"That saved my life!" said Gloria Wilcocks.
She says she is lucky to be alive.
"That smoke detector was what saved my life. Without that I'd be dead," Wilcocks said.
Around 4:00 Wednesday morning Wilcocks says she was awakened to the sound of the alarm.
"The smoke was so thick that I couldn't find anything, but I knew my way around in my house and that's how I got out," said Wilcocks.
According to investigators, it appears the fire started in the attic. Upon arrival they say flames were showing.
"The flames covered the attic," said Chief Terry Arnsdorff, Clarkdale Volunteer Fire Department.
"I saw big flames in the kitchen area. I got here an hour later and so I thought it was a kitchen fire," said Donna Cooper, family friend.
"The way this place was constructed and remodeled it was tough for us. It's probably going to be a 90-percent loss. The insurance company is going to total it," Chief Arnsdorff said.
Volunteers from the Clarkdale, Rolling Creek, Stonewall and Enterprise Fire Departments all responded to the blaze. Before the roof collapsed they were able to salvage a few items from the house. With her husband away on business, Mrs. Wilcocks was the only one home. Losing almost everything, Wilcocks was asked, what's next?
"I don't know...I really don't know! I just don't know," Wilcocks said.
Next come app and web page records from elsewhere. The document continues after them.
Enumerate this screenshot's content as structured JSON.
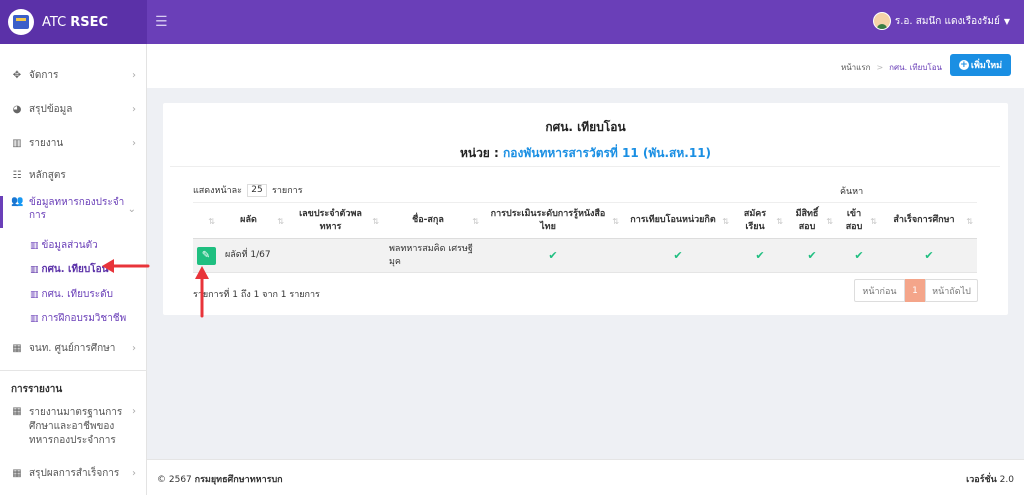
{
  "brand": {
    "prefix": "ATC",
    "name": "RSEC"
  },
  "user": {
    "name": "ร.อ. สมนึก แดงเรืองรัมย์"
  },
  "sidebar": {
    "items": [
      {
        "label": "จัดการ",
        "icon": "move-icon"
      },
      {
        "label": "สรุปข้อมูล",
        "icon": "pie-chart-icon"
      },
      {
        "label": "รายงาน",
        "icon": "bar-chart-icon"
      },
      {
        "label": "หลักสูตร",
        "icon": "list-icon"
      },
      {
        "label": "ข้อมูลทหารกองประจำการ",
        "icon": "users-icon"
      },
      {
        "label": "จนท. ศูนย์การศึกษา",
        "icon": "grid-icon"
      }
    ],
    "subitems": [
      {
        "label": "ข้อมูลส่วนตัว"
      },
      {
        "label": "กศน. เทียบโอน"
      },
      {
        "label": "กศน. เทียบระดับ"
      },
      {
        "label": "การฝึกอบรมวิชาชีพ"
      }
    ],
    "section_title": "การรายงาน",
    "report_items": [
      {
        "label": "รายงานมาตรฐานการศึกษาและอาชีพของทหารกองประจำการ"
      },
      {
        "label": "สรุปผลการสำเร็จการ"
      }
    ]
  },
  "breadcrumb": {
    "home": "หน้าแรก",
    "current": "กศน. เทียบโอน"
  },
  "add_button": "เพิ่มใหม่",
  "card": {
    "title": "กศน. เทียบโอน",
    "unit_prefix": "หน่วย :",
    "unit_name": "กองพันทหารสารวัตรที่ 11 (พัน.สห.11)"
  },
  "table_controls": {
    "show_prefix": "แสดงหน้าละ",
    "page_length": "25",
    "show_suffix": "รายการ",
    "search_label": "ค้นหา"
  },
  "table": {
    "headers": [
      "",
      "ผลัด",
      "เลขประจำตัวพลทหาร",
      "ชื่อ-สกุล",
      "การประเมินระดับการรู้หนังสือไทย",
      "การเทียบโอนหน่วยกิต",
      "สมัครเรียน",
      "มีสิทธิ์สอบ",
      "เข้าสอบ",
      "สำเร็จการศึกษา"
    ],
    "rows": [
      {
        "round": "ผลัดที่ 1/67",
        "soldier_id": "",
        "name": "พลทหารสมคิด เศรษฐีมุค"
      }
    ]
  },
  "table_info": "รายการที่ 1 ถึง 1 จาก 1 รายการ",
  "pagination": {
    "prev": "หน้าก่อน",
    "current": "1",
    "next": "หน้าถัดไป"
  },
  "footer": {
    "copyright": "© 2567",
    "org": "กรมยุทธศึกษาทหารบก",
    "version_label": "เวอร์ชั่น",
    "version": "2.0"
  },
  "colors": {
    "primary": "#6a3fb8",
    "accent": "#1a8fe3",
    "success": "#1fbf80",
    "annotation": "#e8343a"
  }
}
Anyone interested in offering assistance to the Wilcocks family is asked to call (601) 776-9131.
"This was my house and I don't have it anymore!" said Wilcocks.
The National Fire Protection Association wants you to remember these facts.
Almost half all home fires and three-fifths of fire deaths occur in homes with no detectors.
Your chances of dying in a home fire are cut in half if you have a working smoke detector.
There are more homes with smoke detectors that don't work than homes without any detectors at all.